■ Data about app and page elements
* * *

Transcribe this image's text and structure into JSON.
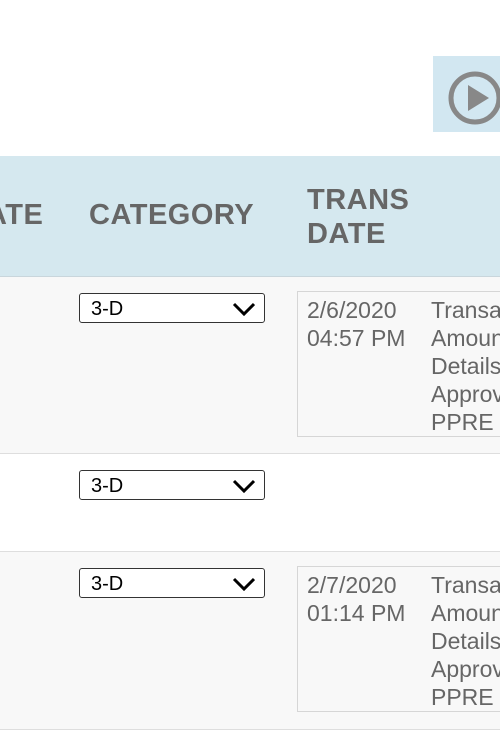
{
  "toolbar": {
    "play_icon": "play-circle-icon"
  },
  "columns": {
    "date_partial": "ATE",
    "category": "CATEGORY",
    "trans_date_line1": "TRANS",
    "trans_date_line2": "DATE"
  },
  "rows": [
    {
      "category": "3-D",
      "trans_date": "2/6/2020",
      "trans_time": "04:57 PM",
      "desc": [
        "Transa",
        "Amoun",
        "Details",
        "Approv",
        "PPRE"
      ]
    },
    {
      "category": "3-D"
    },
    {
      "category": "3-D",
      "trans_date": "2/7/2020",
      "trans_time": "01:14 PM",
      "desc": [
        "Transa",
        "Amoun",
        "Details",
        "Approv",
        "PPRE"
      ]
    }
  ]
}
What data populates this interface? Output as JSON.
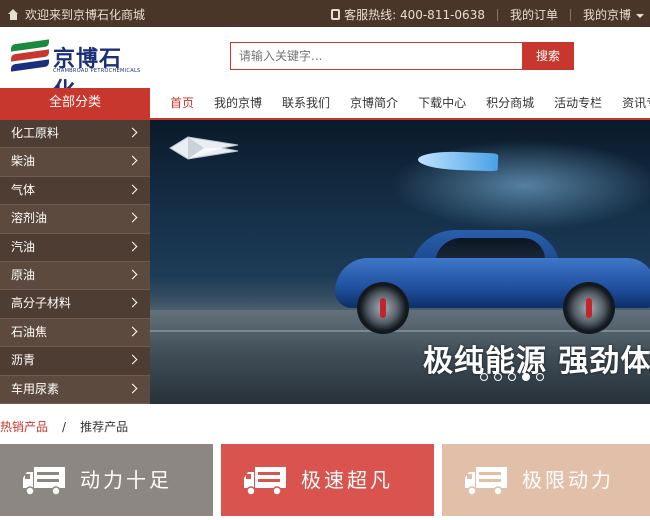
{
  "topbar": {
    "welcome": "欢迎来到京博石化商城",
    "hotline": "客服热线: 400-811-0638",
    "my_orders": "我的订单",
    "my_jingbo": "我的京博"
  },
  "logo": {
    "name": "京博石化",
    "subtitle": "CHAMBROAD PETROCHEMICALS",
    "colors": [
      "#c8372d",
      "#1b8a3f",
      "#1b2f7a"
    ]
  },
  "search": {
    "placeholder": "请输入关键字...",
    "button": "搜索"
  },
  "nav": {
    "all_categories": "全部分类",
    "links": [
      "首页",
      "我的京博",
      "联系我们",
      "京博简介",
      "下载中心",
      "积分商城",
      "活动专栏",
      "资讯专区"
    ]
  },
  "sidebar": {
    "items": [
      "化工原料",
      "柴油",
      "气体",
      "溶剂油",
      "汽油",
      "原油",
      "高分子材料",
      "石油焦",
      "沥青",
      "车用尿素"
    ]
  },
  "banner": {
    "slogan": "极纯能源 强劲体验",
    "slide_count": 5,
    "active_slide": 4
  },
  "tabs": {
    "hot": "热销产品",
    "recommended": "推荐产品"
  },
  "promos": [
    {
      "label": "动力十足",
      "color": "#8d8783"
    },
    {
      "label": "极速超凡",
      "color": "#d9534f"
    },
    {
      "label": "极限动力",
      "color": "#e2bfa9"
    }
  ],
  "colors": {
    "brand_red": "#c8372d",
    "topbar_brown": "#4a3628",
    "sidebar_brown": "#5c4a3e"
  }
}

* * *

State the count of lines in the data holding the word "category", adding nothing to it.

■ Reply to the task
4